*WHAT NEEDS TO BE DONE*: Gather each line of the entries below that includes "重症医学科".

┄┄┄┄┄┄

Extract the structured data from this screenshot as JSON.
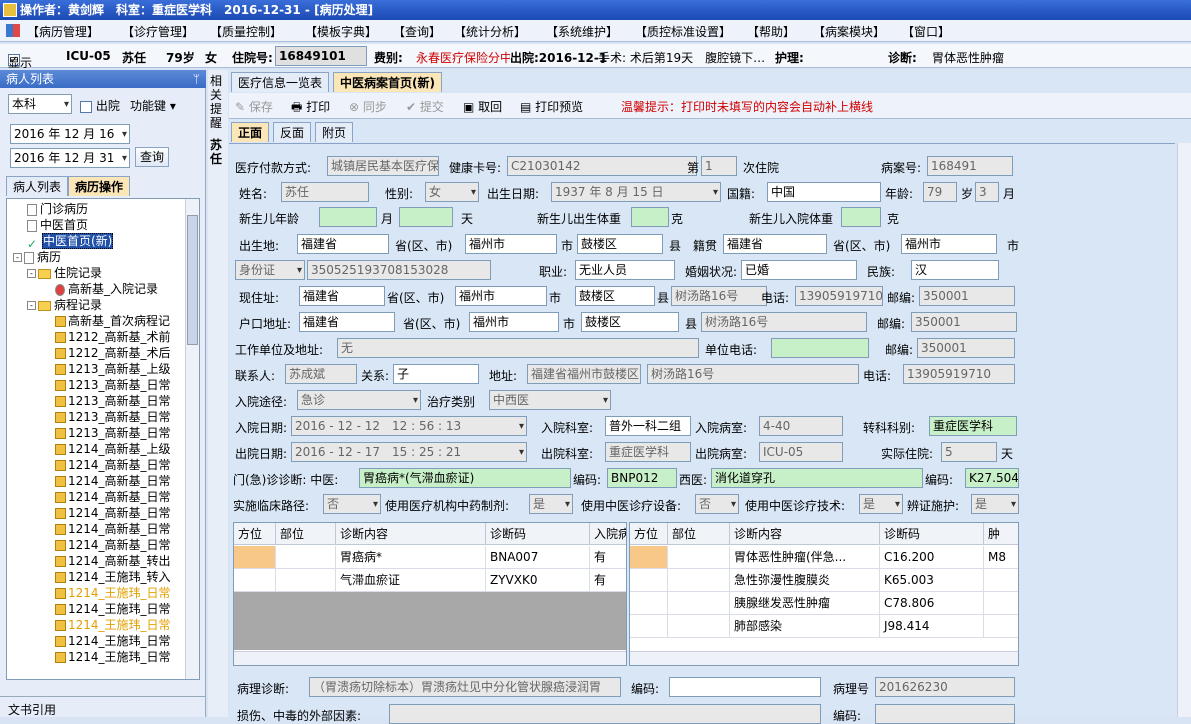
{
  "titlebar": {
    "operator": "操作者：黄剑辉　科室：重症医学科　2016-12-31 - [病历处理]"
  },
  "menu": [
    "【病历管理】",
    "【诊疗管理】",
    "【质量控制】",
    "【模板字典】",
    "【查询】",
    "【统计分析】",
    "【系统维护】",
    "【质控标准设置】",
    "【帮助】",
    "【病案模块】",
    "【窗口】"
  ],
  "infobar": {
    "show": "显示",
    "ward": "ICU-05",
    "name": "苏任",
    "age": "79岁",
    "sex": "女",
    "admit_no_label": "住院号:",
    "admit_no": "16849101",
    "fee_label": "费别:",
    "fee": "永春医疗保险分中",
    "discharge": "出院:2016-12-1",
    "surgery": "手术: 术后第19天　腹腔镜下…",
    "nursing": "护理:",
    "diag_label": "诊断:",
    "diag": "胃体恶性肿瘤"
  },
  "left": {
    "header": "病人列表",
    "pin": "ᛘ",
    "dept": "本科",
    "discharged": "出院",
    "func": "功能键",
    "date1": "2016 年 12 月 16",
    "date2": "2016 年 12 月 31",
    "query": "查询",
    "tab1": "病人列表",
    "tab2": "病历操作",
    "footer": "文书引用",
    "tree": [
      {
        "t": "门诊病历",
        "lvl": 1,
        "ico": "doc"
      },
      {
        "t": "中医首页",
        "lvl": 1,
        "ico": "doc"
      },
      {
        "t": "中医首页(新)",
        "lvl": 1,
        "ico": "check",
        "sel": true
      },
      {
        "t": "病历",
        "lvl": 0,
        "ico": "doc",
        "tog": "-"
      },
      {
        "t": "住院记录",
        "lvl": 1,
        "ico": "folder",
        "tog": "-"
      },
      {
        "t": "高新基_入院记录",
        "lvl": 3,
        "ico": "warn"
      },
      {
        "t": "病程记录",
        "lvl": 1,
        "ico": "folder",
        "tog": "-"
      },
      {
        "t": "高新基_首次病程记",
        "lvl": 3,
        "ico": "lock"
      },
      {
        "t": "1212_高新基_术前",
        "lvl": 3,
        "ico": "lock"
      },
      {
        "t": "1212_高新基_术后",
        "lvl": 3,
        "ico": "lock"
      },
      {
        "t": "1213_高新基_上级",
        "lvl": 3,
        "ico": "lock"
      },
      {
        "t": "1213_高新基_日常",
        "lvl": 3,
        "ico": "lock"
      },
      {
        "t": "1213_高新基_日常",
        "lvl": 3,
        "ico": "lock"
      },
      {
        "t": "1213_高新基_日常",
        "lvl": 3,
        "ico": "lock"
      },
      {
        "t": "1213_高新基_日常",
        "lvl": 3,
        "ico": "lock"
      },
      {
        "t": "1214_高新基_上级",
        "lvl": 3,
        "ico": "lock"
      },
      {
        "t": "1214_高新基_日常",
        "lvl": 3,
        "ico": "lock"
      },
      {
        "t": "1214_高新基_日常",
        "lvl": 3,
        "ico": "lock"
      },
      {
        "t": "1214_高新基_日常",
        "lvl": 3,
        "ico": "lock"
      },
      {
        "t": "1214_高新基_日常",
        "lvl": 3,
        "ico": "lock"
      },
      {
        "t": "1214_高新基_日常",
        "lvl": 3,
        "ico": "lock"
      },
      {
        "t": "1214_高新基_日常",
        "lvl": 3,
        "ico": "lock"
      },
      {
        "t": "1214_高新基_转出",
        "lvl": 3,
        "ico": "lock"
      },
      {
        "t": "1214_王施玮_转入",
        "lvl": 3,
        "ico": "lock"
      },
      {
        "t": "1214_王施玮_日常",
        "lvl": 3,
        "ico": "lock",
        "orange": true
      },
      {
        "t": "1214_王施玮_日常",
        "lvl": 3,
        "ico": "lock"
      },
      {
        "t": "1214_王施玮_日常",
        "lvl": 3,
        "ico": "lock",
        "orange": true
      },
      {
        "t": "1214_王施玮_日常",
        "lvl": 3,
        "ico": "lock"
      },
      {
        "t": "1214_王施玮_日常",
        "lvl": 3,
        "ico": "lock"
      }
    ]
  },
  "sidetab": {
    "t1": "相关提醒",
    "t2": "苏任"
  },
  "tabs": {
    "t1": "医疗信息一览表",
    "t2": "中医病案首页(新)"
  },
  "toolbar": {
    "save": "保存",
    "print": "打印",
    "sync": "同步",
    "submit": "提交",
    "retrieve": "取回",
    "preview": "打印预览",
    "tip": "温馨提示：打印时未填写的内容会自动补上横线"
  },
  "subtabs": {
    "s1": "正面",
    "s2": "反面",
    "s3": "附页"
  },
  "form": {
    "pay_label": "医疗付款方式:",
    "pay": "城镇居民基本医疗保险",
    "card_label": "健康卡号:",
    "card": "C21030142",
    "di": "第",
    "times": "1",
    "ci": "次住院",
    "case_label": "病案号:",
    "case": "168491",
    "name_label": "姓名:",
    "name": "苏任",
    "sex_label": "性别:",
    "sex": "女",
    "birth_label": "出生日期:",
    "birth": "1937 年 8 月 15 日",
    "nation_label": "国籍:",
    "nation": "中国",
    "age_label": "年龄:",
    "age": "79",
    "sui": "岁",
    "month": "3",
    "yue": "月",
    "nb_age_label": "新生儿年龄",
    "yue2": "月",
    "tian": "天",
    "nb_bw_label": "新生儿出生体重",
    "ke": "克",
    "nb_aw_label": "新生儿入院体重",
    "ke2": "克",
    "bp_label": "出生地:",
    "bp_prov": "福建省",
    "prov_city": "省(区、市)",
    "bp_city": "福州市",
    "shi": "市",
    "bp_dist": "鼓楼区",
    "xian": "县",
    "jg_label": "籍贯",
    "jg_prov": "福建省",
    "jg_city": "福州市",
    "shi2": "市",
    "idtype": "身份证",
    "idno": "350525193708153028",
    "job_label": "职业:",
    "job": "无业人员",
    "mar_label": "婚姻状况:",
    "mar": "已婚",
    "eth_label": "民族:",
    "eth": "汉",
    "addr_label": "现住址:",
    "addr_prov": "福建省",
    "addr_city": "福州市",
    "addr_dist": "鼓楼区",
    "addr_street": "树汤路16号",
    "tel_label": "电话:",
    "tel": "13905919710",
    "zip_label": "邮编:",
    "zip": "350001",
    "hk_label": "户口地址:",
    "hk_prov": "福建省",
    "hk_city": "福州市",
    "hk_dist": "鼓楼区",
    "hk_street": "树汤路16号",
    "hk_zip": "350001",
    "work_label": "工作单位及地址:",
    "work": "无",
    "wtel_label": "单位电话:",
    "wzip": "350001",
    "contact_label": "联系人:",
    "contact": "苏成斌",
    "rel_label": "关系:",
    "rel": "子",
    "caddr_label": "地址:",
    "caddr": "福建省福州市鼓楼区",
    "caddr2": "树汤路16号",
    "ctel": "13905919710",
    "route_label": "入院途径:",
    "route": "急诊",
    "treat_label": "治疗类别",
    "treat": "中西医",
    "adate_label": "入院日期:",
    "adate": "2016 - 12 - 12　12 : 56 : 13",
    "adept_label": "入院科室:",
    "adept": "普外一科二组",
    "aroom_label": "入院病室:",
    "aroom": "4-40",
    "tdept_label": "转科科别:",
    "tdept": "重症医学科",
    "ddate_label": "出院日期:",
    "ddate": "2016 - 12 - 17　15 : 25 : 21",
    "ddept_label": "出院科室:",
    "ddept": "重症医学科",
    "droom_label": "出院病室:",
    "droom": "ICU-05",
    "days_label": "实际住院:",
    "days": "5",
    "tian2": "天",
    "od_label": "门(急)诊诊断: 中医:",
    "od_tcm": "胃癌病*(气滞血瘀证)",
    "code_label": "编码:",
    "od_tcm_code": "BNP012",
    "wm_label": "西医:",
    "od_wm": "消化道穿孔",
    "od_wm_code": "K27.504",
    "cp_label": "实施临床路径:",
    "cp": "否",
    "herb_label": "使用医疗机构中药制剂:",
    "herb": "是",
    "equip_label": "使用中医诊疗设备:",
    "equip": "否",
    "tech_label": "使用中医诊疗技术:",
    "tech": "是",
    "nurse_label": "辨证施护:",
    "nurse": "是",
    "path_label": "病理诊断:",
    "path": "（胃溃疡切除标本）胃溃疡灶见中分化管状腺癌浸润胃",
    "path_code": "",
    "path_no_label": "病理号",
    "path_no": "201626230",
    "injury_label": "损伤、中毒的外部因素:"
  },
  "grid1": {
    "headers": [
      "方位",
      "部位",
      "诊断内容",
      "诊断码",
      "入院病"
    ],
    "rows": [
      [
        "",
        "",
        "胃癌病*",
        "BNA007",
        "有"
      ],
      [
        "",
        "",
        "气滞血瘀证",
        "ZYVXK0",
        "有"
      ]
    ]
  },
  "grid2": {
    "headers": [
      "方位",
      "部位",
      "诊断内容",
      "诊断码",
      "肿"
    ],
    "rows": [
      [
        "",
        "",
        "胃体恶性肿瘤(伴急...",
        "C16.200",
        "M8"
      ],
      [
        "",
        "",
        "急性弥漫性腹膜炎",
        "K65.003",
        ""
      ],
      [
        "",
        "",
        "胰腺继发恶性肿瘤",
        "C78.806",
        ""
      ],
      [
        "",
        "",
        "肺部感染",
        "J98.414",
        ""
      ]
    ]
  }
}
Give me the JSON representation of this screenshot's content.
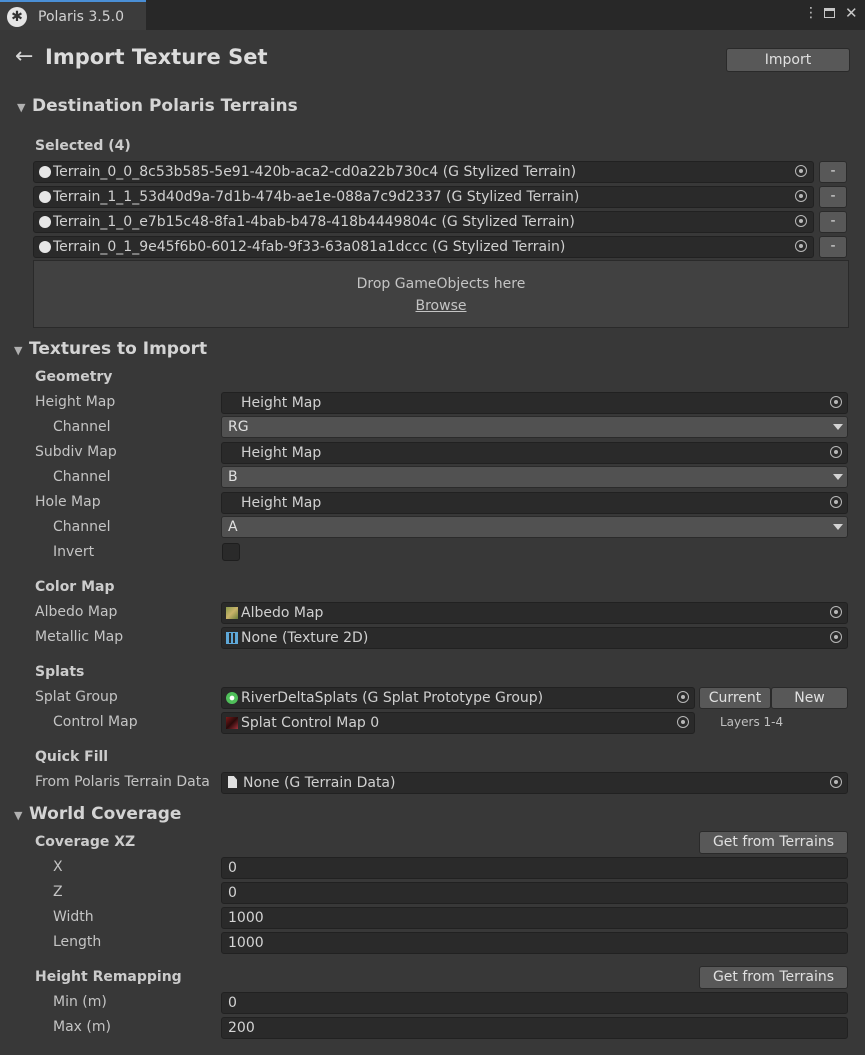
{
  "window": {
    "tab_title": "Polaris 3.5.0"
  },
  "header": {
    "title": "Import Texture Set",
    "import_label": "Import"
  },
  "destination": {
    "title": "Destination Polaris Terrains",
    "selected_label": "Selected (4)",
    "terrains": [
      "Terrain_0_0_8c53b585-5e91-420b-aca2-cd0a22b730c4 (G Stylized Terrain)",
      "Terrain_1_1_53d40d9a-7d1b-474b-ae1e-088a7c9d2337 (G Stylized Terrain)",
      "Terrain_1_0_e7b15c48-8fa1-4bab-b478-418b4449804c (G Stylized Terrain)",
      "Terrain_0_1_9e45f6b0-6012-4fab-9f33-63a081a1dccc (G Stylized Terrain)"
    ],
    "remove_label": "-",
    "drop_text": "Drop GameObjects here",
    "browse_label": "Browse"
  },
  "textures": {
    "title": "Textures to Import",
    "geometry_label": "Geometry",
    "height_map_label": "Height Map",
    "height_map_value": "Height Map",
    "channel_label": "Channel",
    "height_channel": "RG",
    "subdiv_map_label": "Subdiv Map",
    "subdiv_map_value": "Height Map",
    "subdiv_channel": "B",
    "hole_map_label": "Hole Map",
    "hole_map_value": "Height Map",
    "hole_channel": "A",
    "invert_label": "Invert",
    "color_map_label": "Color Map",
    "albedo_label": "Albedo Map",
    "albedo_value": "Albedo Map",
    "metallic_label": "Metallic Map",
    "metallic_value": "None (Texture 2D)",
    "splats_label": "Splats",
    "splat_group_label": "Splat Group",
    "splat_group_value": "RiverDeltaSplats (G Splat Prototype Group)",
    "current_label": "Current",
    "new_label": "New",
    "control_map_label": "Control Map",
    "control_map_value": "Splat Control Map 0",
    "layers_label": "Layers 1-4",
    "quick_fill_label": "Quick Fill",
    "from_data_label": "From Polaris Terrain Data",
    "from_data_value": "None (G Terrain Data)"
  },
  "world": {
    "title": "World Coverage",
    "coverage_label": "Coverage XZ",
    "get_from_terrains": "Get from Terrains",
    "x_label": "X",
    "x_value": "0",
    "z_label": "Z",
    "z_value": "0",
    "width_label": "Width",
    "width_value": "1000",
    "length_label": "Length",
    "length_value": "1000",
    "height_remap_label": "Height Remapping",
    "min_label": "Min (m)",
    "min_value": "0",
    "max_label": "Max (m)",
    "max_value": "200"
  }
}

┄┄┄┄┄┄

*REPLY TO THE EXERCISE*:
    "operator": "操作者：黄剑辉　科室：重症医学科　2016-12-31 - [病历处理]"
    "tdept": "重症医学科",
    "ddept": "重症医学科",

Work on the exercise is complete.